“Our goal is 12 GW, and the Secretaria de Energia already has adopted that number,” Blackmore said. “Studies we have analyzed seem to agree that there is 20 GW of wind potential in Mexico that would be competitive with gas prices,” he added. “It is critical to bring in the small producers to reach this goal, however,” he said.
Mexico’s high electricity rates make wind development at parity with fossel fuels. “We have no feed in tariffs here, but we do have high electrical rates, which encourages the industry,” Blackmore said. Mexico’s national electricity agency, Comision Federal de Electricidad, has been signing power purchase agreements with renewable energy producers at rates around 20 cents per kilowatt-hour, and corporate consumers are said to be eager for wind PPAs. “There are 17 investment-grade companies in Mexico, and 7 have wind projects underway,” Cummins added.
Cummins was only slightly less optimistic in his GW prediction for Mexico: “We should be adding 4,000 MW of capacity over the next four to five years,” he reckoned. “This will be the Saudi Arabia of wind,” he suggested. Within Mexico, his company, based in Corpus Christi, Texas, is focused on the offshore wind market in the northeast corner of the country, where there are high Gulf winds and large cities nearby. Only in Oaxaca state, on the southeast corner of the country, is there higher wind potential.

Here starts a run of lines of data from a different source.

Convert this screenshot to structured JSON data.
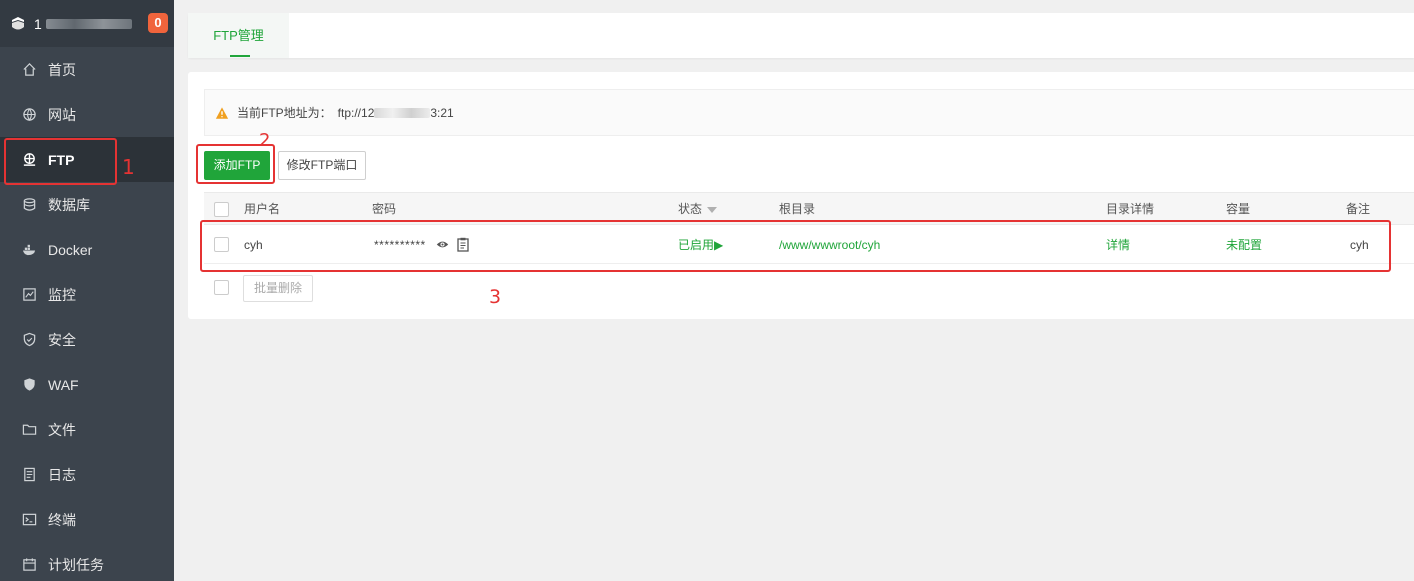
{
  "sidebar": {
    "server_name_prefix": "1",
    "badge": "0",
    "items": [
      {
        "label": "首页",
        "icon": "home-icon"
      },
      {
        "label": "网站",
        "icon": "globe-icon"
      },
      {
        "label": "FTP",
        "icon": "ftp-icon"
      },
      {
        "label": "数据库",
        "icon": "database-icon"
      },
      {
        "label": "Docker",
        "icon": "docker-icon"
      },
      {
        "label": "监控",
        "icon": "monitor-icon"
      },
      {
        "label": "安全",
        "icon": "shield-icon"
      },
      {
        "label": "WAF",
        "icon": "waf-shield-icon"
      },
      {
        "label": "文件",
        "icon": "folder-icon"
      },
      {
        "label": "日志",
        "icon": "log-icon"
      },
      {
        "label": "终端",
        "icon": "terminal-icon"
      },
      {
        "label": "计划任务",
        "icon": "calendar-icon"
      }
    ],
    "active_index": 2
  },
  "tabs": [
    {
      "label": "FTP管理"
    }
  ],
  "notice": {
    "label": "当前FTP地址为：",
    "address_start": "ftp://12",
    "address_end": "3:21"
  },
  "toolbar": {
    "add_label": "添加FTP",
    "port_label": "修改FTP端口"
  },
  "table": {
    "columns": [
      "用户名",
      "密码",
      "状态",
      "根目录",
      "目录详情",
      "容量",
      "备注"
    ],
    "rows": [
      {
        "username": "cyh",
        "password": "**********",
        "status": "已启用▶",
        "root": "/www/wwwroot/cyh",
        "detail": "详情",
        "capacity": "未配置",
        "note": "cyh"
      }
    ]
  },
  "footer": {
    "batch_delete_label": "批量删除"
  },
  "annotations": [
    "1",
    "2",
    "3"
  ],
  "colors": {
    "accent": "#20a53a",
    "sidebar_bg": "#3c444d",
    "badge": "#f0643c",
    "annotation": "#e53333"
  }
}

AWS Truepower, of Albany, New York, released a high-resolution wind map and data for Mexico in March this year, which details this potential.
Financing wind projects in Mexico that are relatively close to the border can be facilitated by the North American Development Bank (NADB), which is backing the Ocotillo wind project in Imperial County, California.

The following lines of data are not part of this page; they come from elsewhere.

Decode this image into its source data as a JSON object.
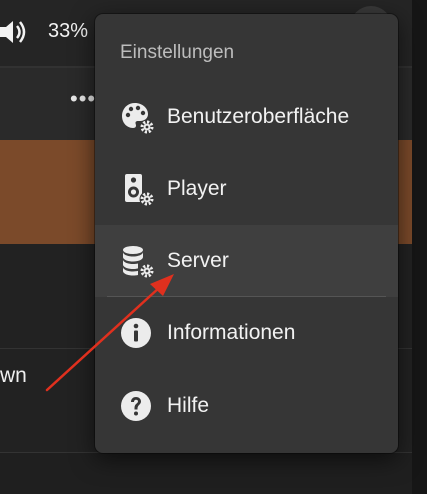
{
  "topbar": {
    "volume_text": "33%"
  },
  "toolbar": {
    "more_label": "•••"
  },
  "list": {
    "row2_text": "wn"
  },
  "menu": {
    "header": "Einstellungen",
    "items": [
      {
        "label": "Benutzeroberfläche",
        "icon": "palette-gear-icon"
      },
      {
        "label": "Player",
        "icon": "speaker-gear-icon"
      },
      {
        "label": "Server",
        "icon": "database-gear-icon"
      },
      {
        "label": "Informationen",
        "icon": "info-icon"
      },
      {
        "label": "Hilfe",
        "icon": "help-icon"
      }
    ]
  },
  "colors": {
    "menu_bg": "#363636",
    "highlight": "#3f3f3f",
    "accent_brown": "#7b4a2a",
    "annotation_arrow": "#e0301e"
  }
}
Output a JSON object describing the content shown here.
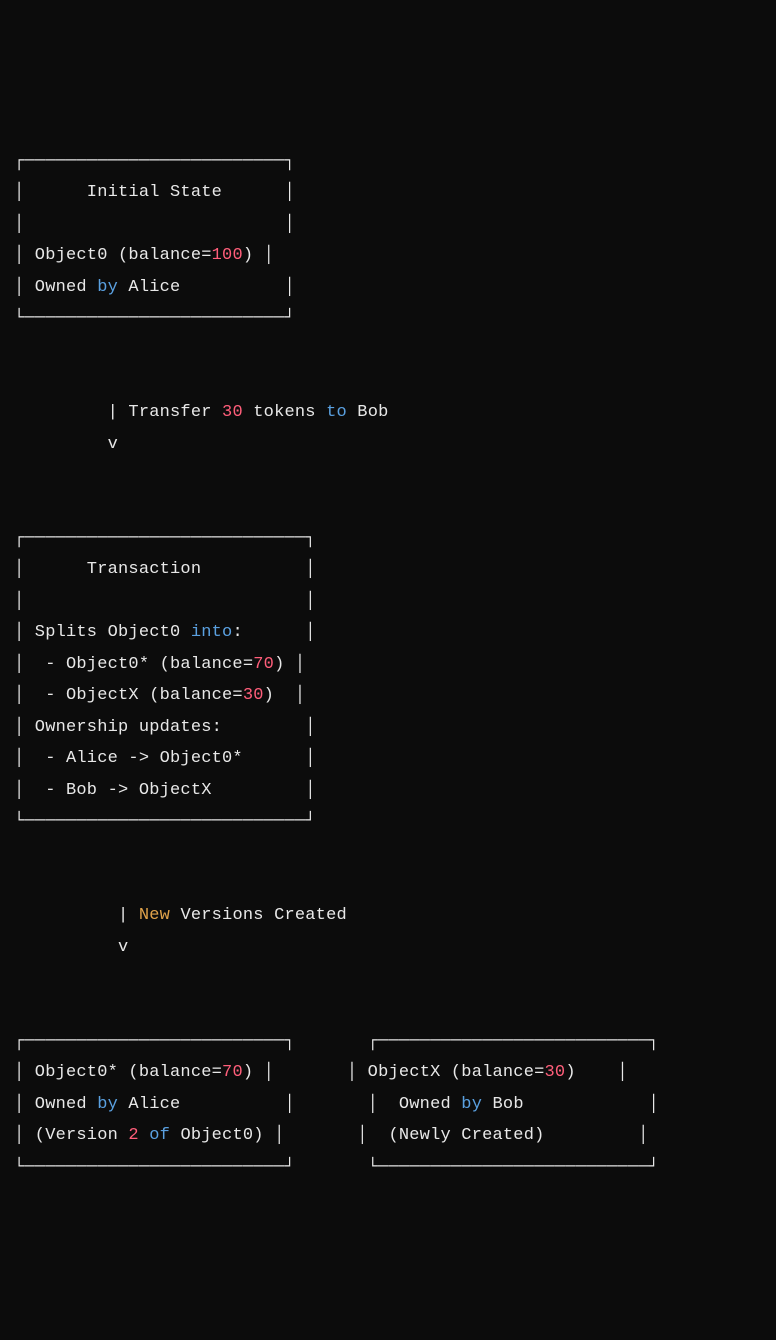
{
  "box1": {
    "top": "┌─────────────────────────┐",
    "title": "│      Initial State      │",
    "blank": "│                         │",
    "l1a": "│ Object0 (balance=",
    "l1n": "100",
    "l1b": ") │",
    "l2a": "│ Owned ",
    "l2k": "by",
    "l2b": " Alice          │",
    "bot": "└─────────────────────────┘"
  },
  "arrow1": {
    "l1a": "         | Transfer ",
    "l1n": "30",
    "l1b": " tokens ",
    "l1k": "to",
    "l1c": " Bob",
    "l2": "         v"
  },
  "box2": {
    "top": "┌───────────────────────────┐",
    "title": "│      Transaction          │",
    "blank": "│                           │",
    "l1a": "│ Splits Object0 ",
    "l1k": "into",
    "l1b": ":      │",
    "l2a": "│  - Object0* (balance=",
    "l2n": "70",
    "l2b": ") │",
    "l3a": "│  - ObjectX (balance=",
    "l3n": "30",
    "l3b": ")  │",
    "l4": "│ Ownership updates:        │",
    "l5": "│  - Alice -> Object0*      │",
    "l6": "│  - Bob -> ObjectX         │",
    "bot": "└───────────────────────────┘"
  },
  "arrow2": {
    "l1a": "          | ",
    "l1k": "New",
    "l1b": " Versions Created",
    "l2": "          v"
  },
  "box3row": {
    "top": "┌─────────────────────────┐       ┌──────────────────────────┐",
    "l1a": "│ Object0* (balance=",
    "l1n": "70",
    "l1b": ") │       │ ObjectX (balance=",
    "l1n2": "30",
    "l1c": ")    │",
    "l2a": "│ Owned ",
    "l2k": "by",
    "l2b": " Alice          │       │  Owned ",
    "l2k2": "by",
    "l2c": " Bob            │",
    "l3a": "│ (Version ",
    "l3n": "2",
    "l3b": " ",
    "l3k": "of",
    "l3c": " Object0) │       │  (Newly Created)         │",
    "bot": "└─────────────────────────┘       └──────────────────────────┘"
  }
}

“We can provide 55 percent to 70 percent of the cost of a project, with the rest coming from equity investors, the EPC contractors and the equipment providers,” noted Jose Ruiz, the director of project development for the San Antonio-based bank. “We have several more wind projects in the works,” he added. Among other tasks, the NADB is mandated to support renewable energy development along the U.S.-Mexico border under the terms of the North American Free Trade Agreement.

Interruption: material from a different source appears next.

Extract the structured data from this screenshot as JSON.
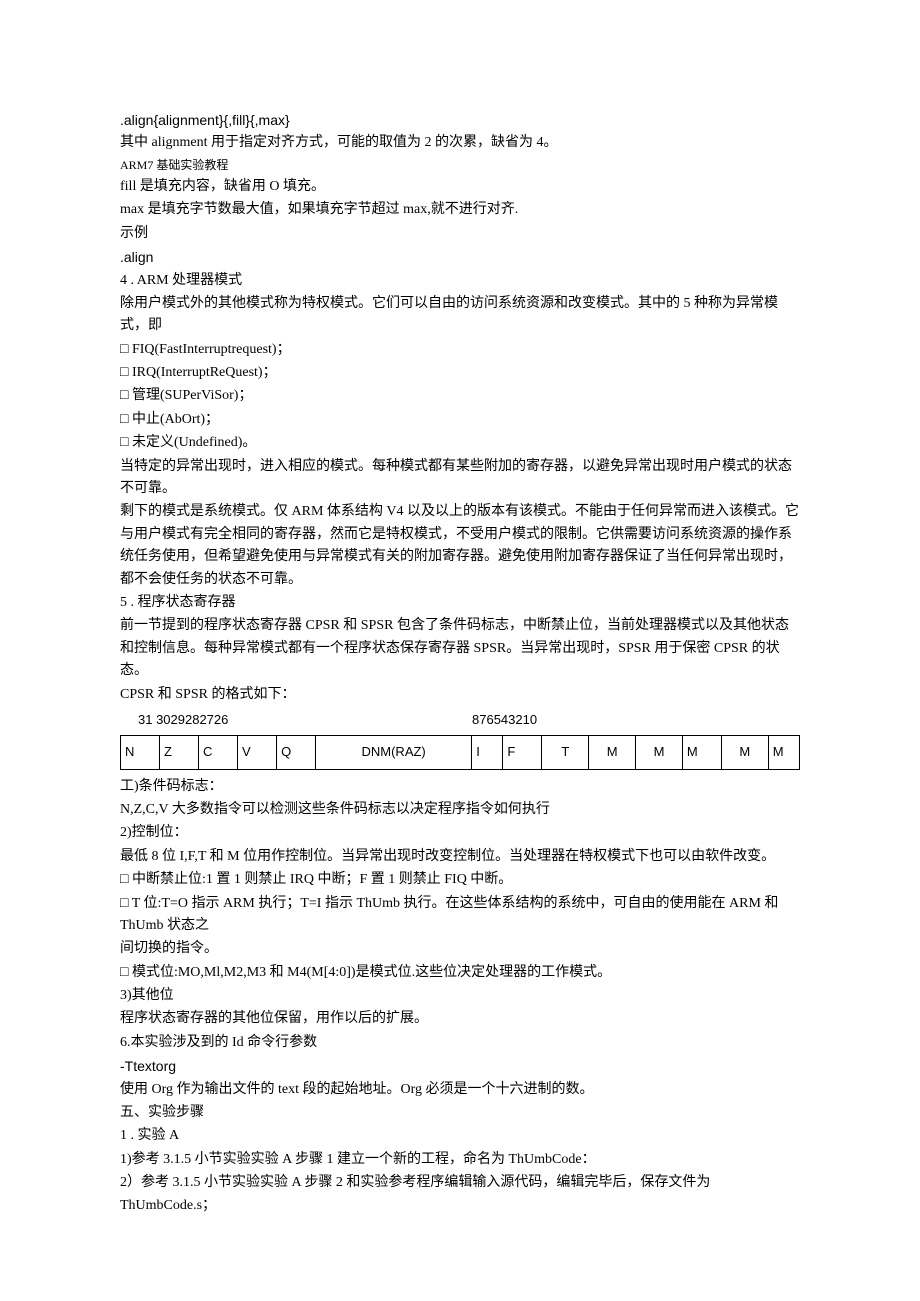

Risk for wind project developers may be higher in Mexico than in Texas, in terms of siting, permits, grid interconnections and PPAs, but the difference in electricity rates — which are double in Mexico compared with Texas — makes it worth while, suggested Cummins. “International companies have come here and said ‘we see more potential project risk in the United States than we do here,'” he said.